There are several new attractions added to the activity line-up for 2010.
Doug Westfall has choreographed new dances for the Footsteps Irish Dancers, who will perform twice each of the festival days, and Dileab Phriseil (Precious Legacy) has been added to the musical entertainment lineup. The group, accompanied by instruments such as the fiddle, whistle and bodhran, plays traditional songs of Scotland and Ireland, in English and Gaelic.
The Medieval European Martial Arts Guild will conduct sparring and cutting demonstrations, and offer free fencing lessons to festival attendees, Fisher said. Swords of Chivalry, another addition to the festival, are “fun, friendly, familyoriented” medieval reenactors, Fisher said. They embrace the style, beliefs and enthusiasm of the Medieval Combat Society, she said.

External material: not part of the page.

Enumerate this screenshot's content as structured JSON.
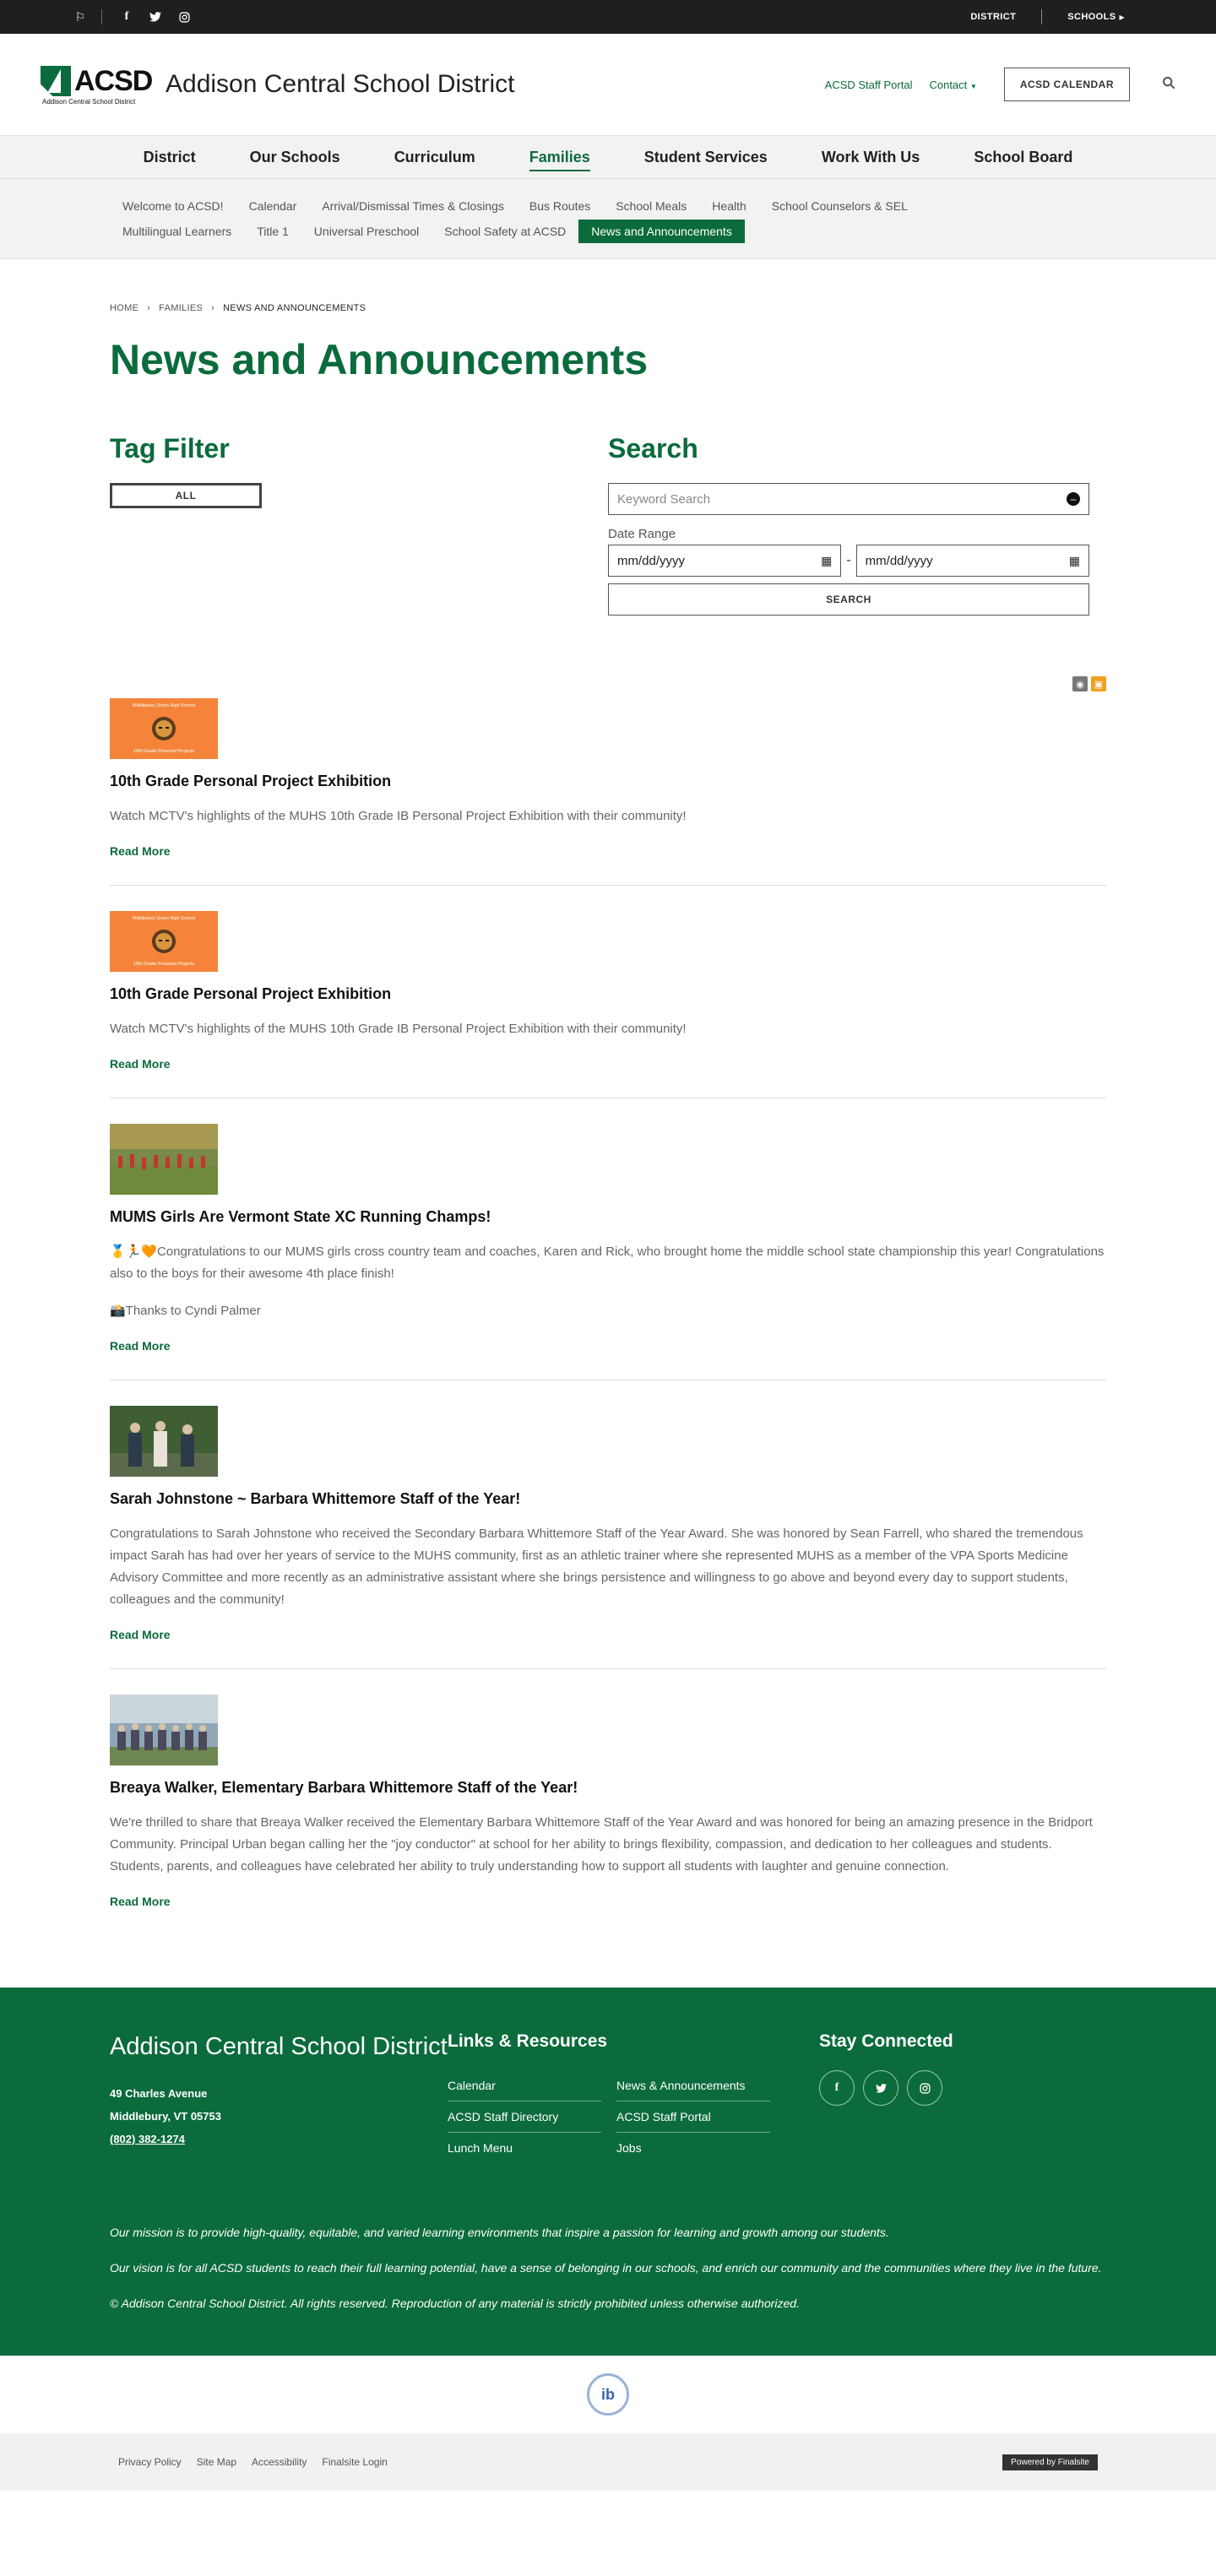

The Wild Geese Living History Project is a display/demonstration about the Galloglaigh, known to the English as “Gallowglasses.” The men portray Galloglaigh warriors and Gaelic Beannadah, displaying and demonstrating the weapons and armor. The women will demonstrate spinning and tablet weaving and prepare period and culturally correct foods while explaining Medieval Irish foodways.

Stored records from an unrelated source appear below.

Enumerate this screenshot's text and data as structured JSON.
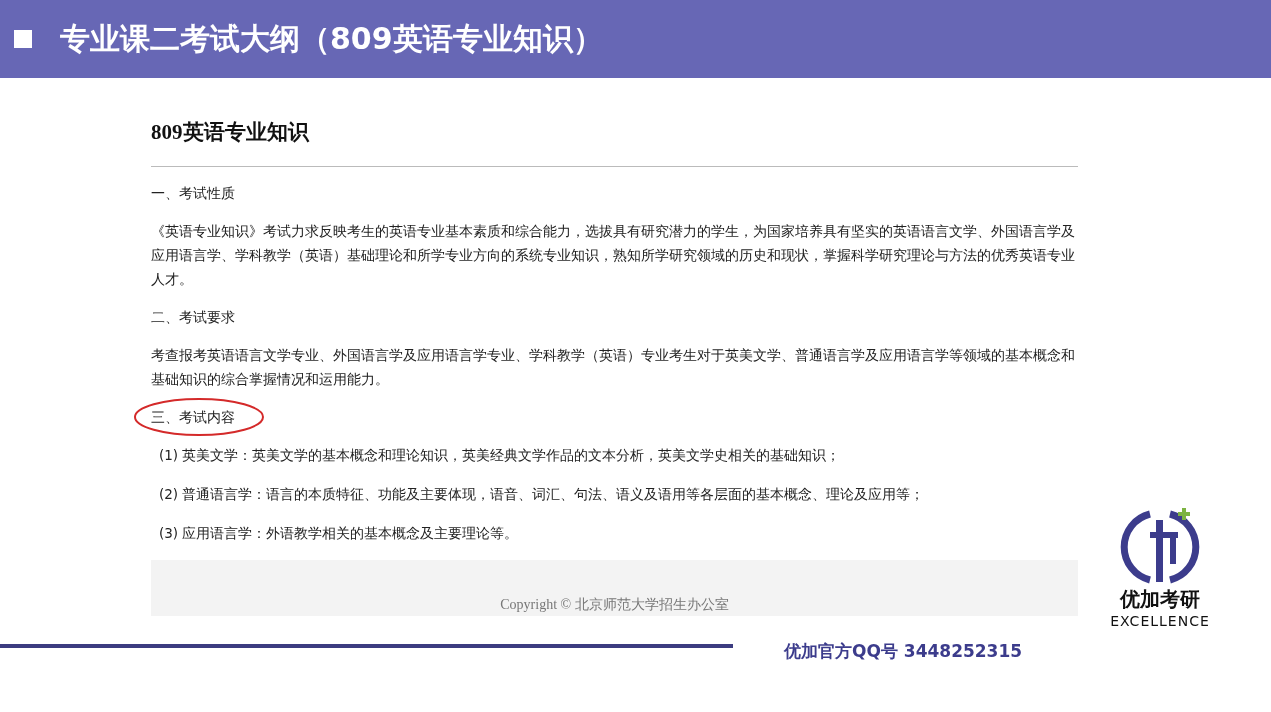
{
  "slide": {
    "title": "专业课二考试大纲（809英语专业知识）"
  },
  "page": {
    "heading": "809英语专业知识",
    "sections": [
      {
        "heading": "一、考试性质",
        "circled": false,
        "kind": "text",
        "paragraphs": [
          "《英语专业知识》考试力求反映考生的英语专业基本素质和综合能力，选拔具有研究潜力的学生，为国家培养具有坚实的英语语言文学、外国语言学及应用语言学、学科教学（英语）基础理论和所学专业方向的系统专业知识，熟知所学研究领域的历史和现状，掌握科学研究理论与方法的优秀英语专业人才。"
        ]
      },
      {
        "heading": "二、考试要求",
        "circled": false,
        "kind": "text",
        "paragraphs": [
          "考查报考英语语言文学专业、外国语言学及应用语言学专业、学科教学（英语）专业考生对于英美文学、普通语言学及应用语言学等领域的基本概念和基础知识的综合掌握情况和运用能力。"
        ]
      },
      {
        "heading": "三、考试内容",
        "circled": true,
        "kind": "list",
        "paragraphs": [
          "(1) 英美文学：英美文学的基本概念和理论知识，英美经典文学作品的文本分析，英美文学史相关的基础知识；",
          "(2) 普通语言学：语言的本质特征、功能及主要体现，语音、词汇、句法、语义及语用等各层面的基本概念、理论及应用等；",
          "(3) 应用语言学：外语教学相关的基本概念及主要理论等。"
        ]
      }
    ],
    "copyright": "Copyright © 北京师范大学招生办公室"
  },
  "brand": {
    "qq_line": "优加官方QQ号  3448252315",
    "logo_name": "优加考研",
    "logo_tagline": "EXCELLENCE"
  }
}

“I can’t wait to meet and learn from this new group,” Fisher said.
Last year’s two-day event drew more than 3,000 visitors and a larger crowd is expected this year. Festival grounds open Saturday and Sunday at 11 a.m.
The opening ceremonies each day at noon will feature presentations of the flags from the seven Celtic nations and presentations of the Clans. The Ocean City Pipe and Drum band will also perform.
In the pub tent, comedian Graham Caldwell, the festival’s ambassador, will serve as Irish pubkeeper Seamus O’Reilly.
Other activities will include humanities presentations based on Celtic social history; Culleymont Border Collies demonstrating sheep herding, Pat and Chat with the Salisbury Kennel Club and its Celtic-bred dogs and Mid-Atlantic Scottish athletes competing in Highland Heptathlon events.
The Society for Creative Anachronism will demonstrate aspects of life including spinning, weaving, harping, cooking and fighting in armor. There will be representatives of all seven Celtic nations — Scotland, Ireland, Wales, Cornwall, Isle of Man, Brittany and Galicia and Asturias — at the festival.
Several musical groups will perform on the main stage and in the pub tent daily. There will be entertainment on the Ceilidh stage as well. This stage is also open to anyone who wants to perform.
Visitors also can see Furnace Town’s artisans — blacksmith, gardener, broom maker, printer, woodworker and weaver — at work. The Celtic Marketplace and Pavilion is where artisans will display their wares.
Food vendors will offer Eastern Shore specialties and Celtic cuisine. Whiskey and wine tastings will also be available. The Ceilidh, which will feature song, dance and storytelling, will take place on Saturday night from 6:30-8 p.m.
The Celtic Festival began in 1990 in Princess Anne and was called the Scottish-Irish Festival. It moved to Furnace Town in 1994 and became the Chesapeake Celtic Festival.
The festival will run from 11 a.m. to 5:30 p.m. both days. Adult admission costs $15 per day, $5 for children ages 2- 18. Saturday night’s Ceilidh costs $5. For more information and updates, visit Celtic Fest or e-mail celticfest@ comcast.net or email@example.com.
Source: Ocean City Today